Video length: 2:13
Dr. Gail D’Onofrio speaking:
Welcome. I'm Dr. Gail D’Onofrio and a chief of emergency services here at Yale New Haven Hospital.
We're right here at York Street, now our largest emergency department that sees over a hundred thousand visits per year.
We were fortunate to be the first sight that conducted ED-initiated buprenorphine.
And after that study completed, we now have incorporated into our practice.
Katherine Hawk speaking:
My name is Katherine Hawk.
I'm an emergency physician here at Yale New Haven Hospital and I'm here to talk to you about how we are integrating our research into practice.
We've integrated ED-initiated buprenorphine into the care for many of our patients with opioid use disorder.
We also included overdose prevention education and naloxone distribution.
This is all built upon and in conjunction with project desert, which is our model of using health promotion advocates to help perform brief interventions and link patients to treatment.
Damaris Navarro speaking:
My name is Damaris Navarro. I'm a health promotion advocate at Yale New Haven Hospital.
My job is to help the doctors help the patients.
We know our community.
We know our patients. We meet them where they're at, give them resources, and become their voices between the patient and the doctor.
So in New Haven, we're lucky enough to have a variety of community resources for which we can refer our patients with substance use disorders.
Many of whom are linked through project desert.
We continue to refer patients to Dr. David Fiellin at our primary Yale campus and to doctors Jeanette Tetrault and Stephen Holt over in the same refills based addiction recovery program.
Dr. David Fiellin speaking:

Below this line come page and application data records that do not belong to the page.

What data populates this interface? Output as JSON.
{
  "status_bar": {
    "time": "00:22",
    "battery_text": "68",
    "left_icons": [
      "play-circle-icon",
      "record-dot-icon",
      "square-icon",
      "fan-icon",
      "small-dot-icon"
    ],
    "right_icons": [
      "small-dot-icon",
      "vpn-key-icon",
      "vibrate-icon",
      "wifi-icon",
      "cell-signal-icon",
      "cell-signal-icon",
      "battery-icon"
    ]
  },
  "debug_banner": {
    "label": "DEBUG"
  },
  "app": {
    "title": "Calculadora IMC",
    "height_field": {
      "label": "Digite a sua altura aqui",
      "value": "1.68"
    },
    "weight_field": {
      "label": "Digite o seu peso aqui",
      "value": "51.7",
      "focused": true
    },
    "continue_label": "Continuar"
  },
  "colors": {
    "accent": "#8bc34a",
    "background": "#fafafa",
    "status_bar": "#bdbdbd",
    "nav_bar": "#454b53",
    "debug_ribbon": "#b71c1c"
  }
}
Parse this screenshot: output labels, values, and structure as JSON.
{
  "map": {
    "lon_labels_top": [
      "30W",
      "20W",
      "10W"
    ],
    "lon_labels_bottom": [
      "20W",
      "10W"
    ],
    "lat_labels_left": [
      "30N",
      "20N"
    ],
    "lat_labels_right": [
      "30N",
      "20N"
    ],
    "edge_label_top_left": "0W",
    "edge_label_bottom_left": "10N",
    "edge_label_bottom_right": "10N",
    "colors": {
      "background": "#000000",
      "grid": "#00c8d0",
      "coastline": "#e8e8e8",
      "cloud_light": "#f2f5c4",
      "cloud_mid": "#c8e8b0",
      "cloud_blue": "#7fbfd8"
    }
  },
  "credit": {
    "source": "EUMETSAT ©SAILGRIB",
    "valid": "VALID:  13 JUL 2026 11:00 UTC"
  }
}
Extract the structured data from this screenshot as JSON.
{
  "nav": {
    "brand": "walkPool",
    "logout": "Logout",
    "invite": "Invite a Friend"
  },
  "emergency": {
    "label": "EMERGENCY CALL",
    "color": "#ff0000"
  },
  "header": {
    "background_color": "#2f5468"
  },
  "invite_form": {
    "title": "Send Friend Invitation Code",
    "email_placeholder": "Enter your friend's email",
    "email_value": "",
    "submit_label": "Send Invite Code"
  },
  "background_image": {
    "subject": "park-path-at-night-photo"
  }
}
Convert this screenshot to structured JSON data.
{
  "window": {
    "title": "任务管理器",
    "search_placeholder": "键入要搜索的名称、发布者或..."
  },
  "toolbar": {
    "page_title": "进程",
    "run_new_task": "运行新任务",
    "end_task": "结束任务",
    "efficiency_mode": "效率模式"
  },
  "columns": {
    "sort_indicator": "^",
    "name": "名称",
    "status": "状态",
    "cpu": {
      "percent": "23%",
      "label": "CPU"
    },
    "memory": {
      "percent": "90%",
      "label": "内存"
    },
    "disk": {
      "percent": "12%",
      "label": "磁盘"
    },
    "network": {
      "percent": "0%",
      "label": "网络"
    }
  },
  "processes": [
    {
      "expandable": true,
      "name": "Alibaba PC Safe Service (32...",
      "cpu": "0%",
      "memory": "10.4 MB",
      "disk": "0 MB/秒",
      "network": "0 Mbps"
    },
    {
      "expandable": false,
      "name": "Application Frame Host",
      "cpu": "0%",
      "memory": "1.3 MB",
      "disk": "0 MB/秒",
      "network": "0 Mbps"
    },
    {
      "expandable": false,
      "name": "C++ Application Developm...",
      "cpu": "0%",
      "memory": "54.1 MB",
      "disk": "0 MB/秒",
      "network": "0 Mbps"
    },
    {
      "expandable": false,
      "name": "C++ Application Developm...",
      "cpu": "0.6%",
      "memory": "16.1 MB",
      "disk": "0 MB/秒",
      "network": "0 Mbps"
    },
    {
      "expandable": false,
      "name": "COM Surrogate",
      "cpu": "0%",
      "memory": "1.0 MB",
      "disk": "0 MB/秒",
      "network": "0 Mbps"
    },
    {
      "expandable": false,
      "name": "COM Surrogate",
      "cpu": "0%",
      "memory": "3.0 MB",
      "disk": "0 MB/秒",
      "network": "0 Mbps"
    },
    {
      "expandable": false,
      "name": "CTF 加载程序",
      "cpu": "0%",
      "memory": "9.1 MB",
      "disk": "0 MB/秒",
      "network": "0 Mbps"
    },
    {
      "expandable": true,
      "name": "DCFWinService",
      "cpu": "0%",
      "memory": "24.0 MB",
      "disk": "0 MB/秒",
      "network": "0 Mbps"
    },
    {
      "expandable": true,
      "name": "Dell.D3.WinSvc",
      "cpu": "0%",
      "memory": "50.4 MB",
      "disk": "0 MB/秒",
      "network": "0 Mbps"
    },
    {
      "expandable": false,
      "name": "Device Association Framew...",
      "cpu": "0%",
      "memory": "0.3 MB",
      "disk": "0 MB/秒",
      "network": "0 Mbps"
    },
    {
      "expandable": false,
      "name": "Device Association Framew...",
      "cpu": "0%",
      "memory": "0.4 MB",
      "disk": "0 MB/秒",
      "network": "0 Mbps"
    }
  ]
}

I'm Dr. David Fiellin. I'm a general internist primary care physician.
Patients who were initiated on buprenorphine in the emergency department would follow up in the primary care center here within 24 to 72 hours after their emergency department visit, and myself and my staff would evaluate the patient, and make sure that they were doing well with their medication, and had a successful induction onto buprenorphine.
We also have many community referral sites that we work with.
We refer patients to a local needle exchange, to our Department of Public Health, to community providers; including primary care providers and primary care based clinics.
We're excited to share all that we learned here at Yale New Haven Hospital, and we're even more excited to see all the emergency departments who've been able to adapt some of our processes.
And to move this further along so that we can really attack this opiate crisis.
And all together, we can improve the health of the public.